OMAHA—Land prices and demand continue to be strong across a four-state area of the upper Midwest, but the latest data aggregated by Farm Credit Services of America (FCSAmerica) suggest the market for crop production farmland could be leveling off or in some cases softening.
“After years of a steady rise led by lower than average U.S. yields, strong domestic and international demand for commodities, low interest rates and solid profit margins, we’re seeing the rate of price increases leveling off for farmland in some areas we serve,” said Mark Jensen, senior vice president and chief risk officer for farmer-owned FCSAmerica.
Jensen referred to two reports produced this month by the FCSAmerica appraisal team.

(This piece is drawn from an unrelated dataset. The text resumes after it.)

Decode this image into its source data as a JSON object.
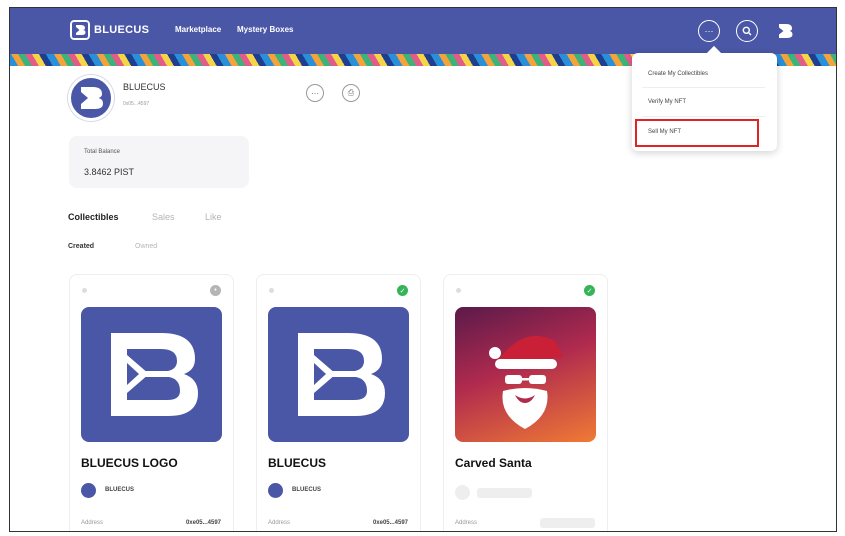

The first is a semi-annual update of their Benchmark Land Values study, in which the lender has tracked the values of 65 farms for more than three decades.
The second report is a compilation and analysis of more than 3,500 agricultural real estate sales transactions—both auctions and private sales—in all four states during 2013.
Both the benchmark report and the analysis of sales transactions suggest the market for farmland is leveling off and in some areas softening in FCSAmerica’s four-state region, Jensen said.
“There’s evidence that farmland prices may be on a slight decline from record highs seen at the end of 2012 and for most of 2013,” he noted. “Based on our benchmark study, Iowa land prices were down 2.8 percent in the second half of the year, and our review of real estate transactions showed Iowa land prices down 3.3 percent in the fourth quarter of 2013 compared to the third quarter. Nebraska benchmark farm value increases slowed to the lowest levels in several years, up just 0.7 percent.”
Land prices and demand for farmland continue to be strong in the four-state area, Jensen said, but buyer sentiment could be adjusting with decreased commodity prices that will reduce the record profit margins experienced the past few years.
“Even though the number of public land auctions in 2013 was down 25 to 30 percent compared to 2012, auctions were often well-attended with multiple bidders,” Jensen said. “The number of auction ‘no sales’ in Iowa was 6.7 percent in 2013, an increase from 3 percent in 2012. Some sellers may have expected higher prices than the auction high bid. Local farmers continued to make most of the purchases.”
Jensen said FCSAmerica’s data suggest customers are positioned to weather a moderate downturn in land prices.
“Since 2008 FCSAmerica has used a risk management strategy that includes a cap per acre on the amount of money we’ll loan for land purchases,” Jensen said. “We’ve been using a long-term sustainable value approach to projecting repayment and lending levels based on corn prices closer to $4.50 per bushel versus the prices of $7 or more that some farmers were receiving in 2012.
“Our customers understand the financial risks and volatility in the agriculture industry. Their balance sheets and working capital levels are generally in a position of strength, and they have put a significant amount of equity into land purchases.”